> _ACTION ITEM_:
All of the data must be returned word for word.

╭──

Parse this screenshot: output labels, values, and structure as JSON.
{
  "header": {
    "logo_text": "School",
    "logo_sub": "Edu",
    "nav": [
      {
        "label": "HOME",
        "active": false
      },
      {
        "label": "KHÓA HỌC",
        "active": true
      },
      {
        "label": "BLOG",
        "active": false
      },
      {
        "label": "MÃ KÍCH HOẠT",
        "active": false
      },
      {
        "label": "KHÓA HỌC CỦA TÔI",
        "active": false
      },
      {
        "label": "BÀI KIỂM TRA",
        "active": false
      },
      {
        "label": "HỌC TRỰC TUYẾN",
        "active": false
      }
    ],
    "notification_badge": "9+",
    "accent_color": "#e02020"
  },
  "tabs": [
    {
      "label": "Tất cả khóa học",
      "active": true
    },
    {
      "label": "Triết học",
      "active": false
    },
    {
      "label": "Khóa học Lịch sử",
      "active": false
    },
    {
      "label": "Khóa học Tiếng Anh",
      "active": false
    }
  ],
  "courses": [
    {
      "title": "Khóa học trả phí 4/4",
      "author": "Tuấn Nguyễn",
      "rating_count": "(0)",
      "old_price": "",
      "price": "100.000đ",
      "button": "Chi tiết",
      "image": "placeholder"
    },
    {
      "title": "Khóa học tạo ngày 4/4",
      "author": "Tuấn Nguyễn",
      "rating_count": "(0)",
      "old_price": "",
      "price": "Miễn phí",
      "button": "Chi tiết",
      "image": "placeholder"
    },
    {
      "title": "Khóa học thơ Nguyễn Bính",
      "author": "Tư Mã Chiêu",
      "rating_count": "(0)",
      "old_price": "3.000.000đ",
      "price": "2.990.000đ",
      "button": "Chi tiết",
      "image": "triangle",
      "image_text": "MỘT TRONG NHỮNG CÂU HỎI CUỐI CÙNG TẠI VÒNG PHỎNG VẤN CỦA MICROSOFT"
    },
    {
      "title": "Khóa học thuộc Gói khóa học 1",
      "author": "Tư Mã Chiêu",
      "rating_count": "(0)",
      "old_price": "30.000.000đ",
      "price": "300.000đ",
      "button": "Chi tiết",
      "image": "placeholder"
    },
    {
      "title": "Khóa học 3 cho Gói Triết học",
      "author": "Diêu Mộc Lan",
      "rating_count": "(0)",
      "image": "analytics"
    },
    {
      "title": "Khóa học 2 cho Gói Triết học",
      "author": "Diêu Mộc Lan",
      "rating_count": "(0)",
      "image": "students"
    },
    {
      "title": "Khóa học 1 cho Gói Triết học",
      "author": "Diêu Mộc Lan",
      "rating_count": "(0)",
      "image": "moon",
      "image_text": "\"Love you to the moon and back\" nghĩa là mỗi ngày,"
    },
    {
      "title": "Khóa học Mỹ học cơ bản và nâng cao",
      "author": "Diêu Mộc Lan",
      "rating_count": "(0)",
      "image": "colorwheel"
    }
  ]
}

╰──

> _SOLUTION TO THIS PROBLEM_:
Parse this screenshot: output labels, values, and structure as JSON.
{
  "header": {
    "logo_text": "School",
    "logo_sub": "Edu",
    "nav": [
      {
        "label": "HOME",
        "active": false
      },
      {
        "label": "KHÓA HỌC",
        "active": true
      },
      {
        "label": "BLOG",
        "active": false
      },
      {
        "label": "MÃ KÍCH HOẠT",
        "active": false
      },
      {
        "label": "KHÓA HỌC CỦA TÔI",
        "active": false
      },
      {
        "label": "BÀI KIỂM TRA",
        "active": false
      },
      {
        "label": "HỌC TRỰC TUYẾN",
        "active": false
      }
    ],
    "notification_badge": "9+",
    "accent_color": "#e02020"
  },
  "tabs": [
    {
      "label": "Tất cả khóa học",
      "active": true
    },
    {
      "label": "Triết học",
      "active": false
    },
    {
      "label": "Khóa học Lịch sử",
      "active": false
    },
    {
      "label": "Khóa học Tiếng Anh",
      "active": false
    }
  ],
  "courses": [
    {
      "title": "Khóa học trả phí 4/4",
      "author": "Tuấn Nguyễn",
      "rating_count": "(0)",
      "old_price": "",
      "price": "100.000đ",
      "button": "Chi tiết",
      "image": "placeholder"
    },
    {
      "title": "Khóa học tạo ngày 4/4",
      "author": "Tuấn Nguyễn",
      "rating_count": "(0)",
      "old_price": "",
      "price": "Miễn phí",
      "button": "Chi tiết",
      "image": "placeholder"
    },
    {
      "title": "Khóa học thơ Nguyễn Bính",
      "author": "Tư Mã Chiêu",
      "rating_count": "(0)",
      "old_price": "3.000.000đ",
      "price": "2.990.000đ",
      "button": "Chi tiết",
      "image": "triangle",
      "image_text": "MỘT TRONG NHỮNG CÂU HỎI CUỐI CÙNG TẠI VÒNG PHỎNG VẤN CỦA MICROSOFT"
    },
    {
      "title": "Khóa học thuộc Gói khóa học 1",
      "author": "Tư Mã Chiêu",
      "rating_count": "(0)",
      "old_price": "30.000.000đ",
      "price": "300.000đ",
      "button": "Chi tiết",
      "image": "placeholder"
    },
    {
      "title": "Khóa học 3 cho Gói Triết học",
      "author": "Diêu Mộc Lan",
      "rating_count": "(0)",
      "image": "analytics"
    },
    {
      "title": "Khóa học 2 cho Gói Triết học",
      "author": "Diêu Mộc Lan",
      "rating_count": "(0)",
      "image": "students"
    },
    {
      "title": "Khóa học 1 cho Gói Triết học",
      "author": "Diêu Mộc Lan",
      "rating_count": "(0)",
      "image": "moon",
      "image_text": "\"Love you to the moon and back\" nghĩa là mỗi ngày,"
    },
    {
      "title": "Khóa học Mỹ học cơ bản và nâng cao",
      "author": "Diêu Mộc Lan",
      "rating_count": "(0)",
      "image": "colorwheel"
    }
  ]
}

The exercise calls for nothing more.